To adapt Zero Trust architecture to secure your organization’s network environments, there are a few considerations to examine to ensure you’re implementing the right solution and controls.
The first step is to define what Zero Trust means to your business.
By definition, Zero Trust means eliminating any implicit trust in the security of your ecosystem, from networks, devices, and users to applications and automations. By starting with the mantra of “trust nothing,” organizations can then plan measures that will put trust back into the system.
For example, what access levels does your organization feel comfortable providing? All employees should have access to the tools they need to perform their jobs. However, a customer service rep should not have the same level of access throughout the network as the head of IT. Parameters need to be set for all levels of employees.
Defining trust also means setting the bar for employee and device access, including who needs to connect to what part of the network, and requiring multifactor authentication that escalates in tandem with the sensitivity of data a particular user needs to access.
Evaluating the Trust Access of Network Resources
In many organizations, legacy systems, tools, and protocols, along with IoT device firmware, are often unprotected. Hence, these components are often easy breach points for your network security model.
Every aspect of your business should have strong Zero Trust security measures in place. This includes the micro-segmentation of your network into segments, subnets, and endpoints so each connection location has its own security protocols in place.
Assessing AI and Machine Learning Capabilities
Every part of your network ecosystem is now a new security perimeter, including end points and nodes. To provide security in real time, organizations need to adopt AI and machine learning capabilities.
These tools evaluate user requests, assess security contexts, and generate security alarms in real time. They can also determine the location of an access request, log the exact time of the request, ascertain device characteristics, and start immediate mitigation measures if a threat is perceived.
Determining End User Security Measures
In this day and age, two-factor authentication is a must for every employee logging onto the network, whether they are remote or in the office. The more sensitive the data an employee needs to access, the more security measures need to be put in place, including security keys and physical tokens for high-level employees.

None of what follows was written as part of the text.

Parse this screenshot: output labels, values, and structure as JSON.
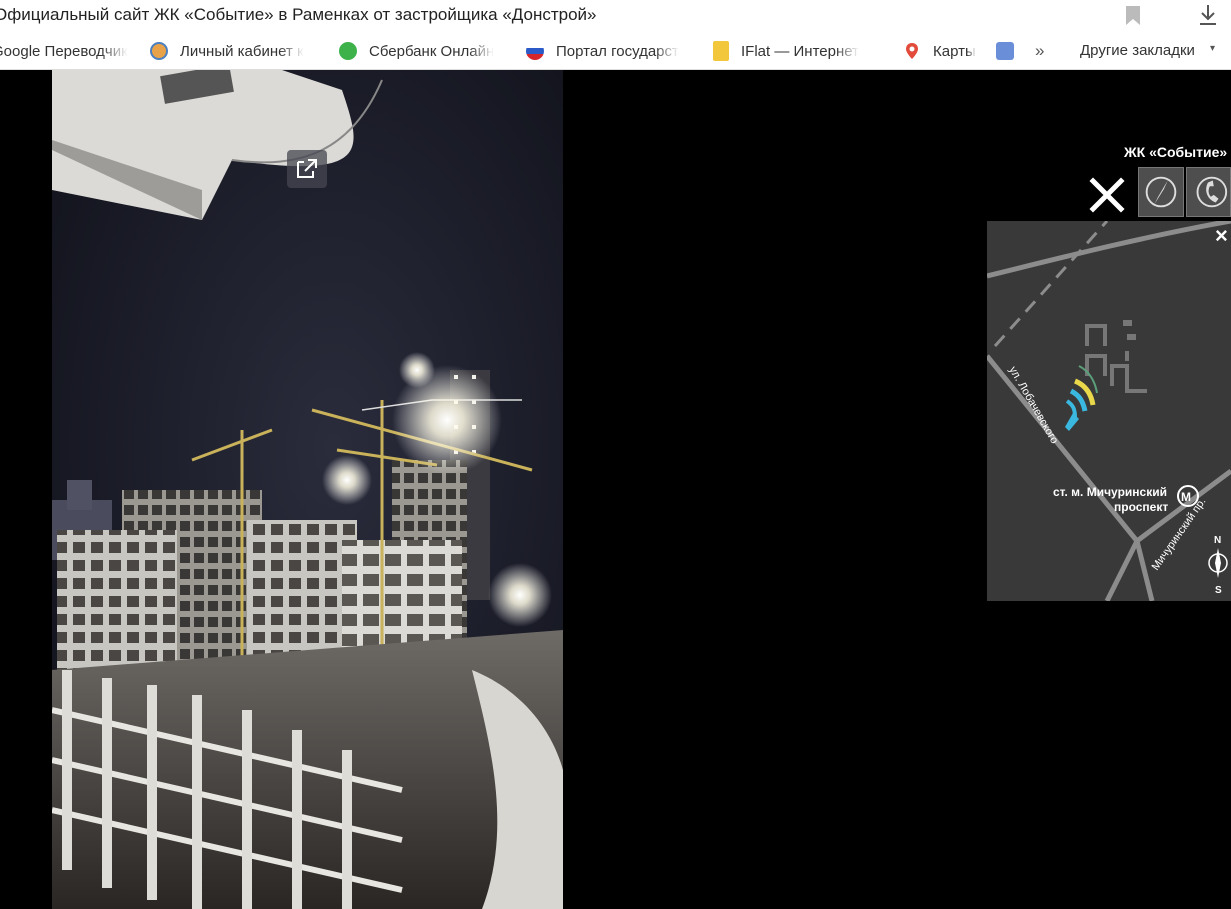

Being Open to Expansion
What works today may not work tomorrow, and it more than likely won’t work at all in a few years’ time. Zero Trust means having zero faith – security measures always need to be proven.
As cyber threats continue to evolve, so should your Zero Trust security measures. Organizations need to be open to scheduled evaluations of their network security systems, incorporating new tools and devices as they become available, and continual testing of every component of the network to ensure safety.
ProActive Solutions cybersecurity consultants are available to help your organization navigate your cybersecurity needs. By setting up a consultation, we will build your business-specific roadmap for implementing your Zero Trust security strategy.
Schedule your personal Zero Trust whiteboard session with a ProActive expert today.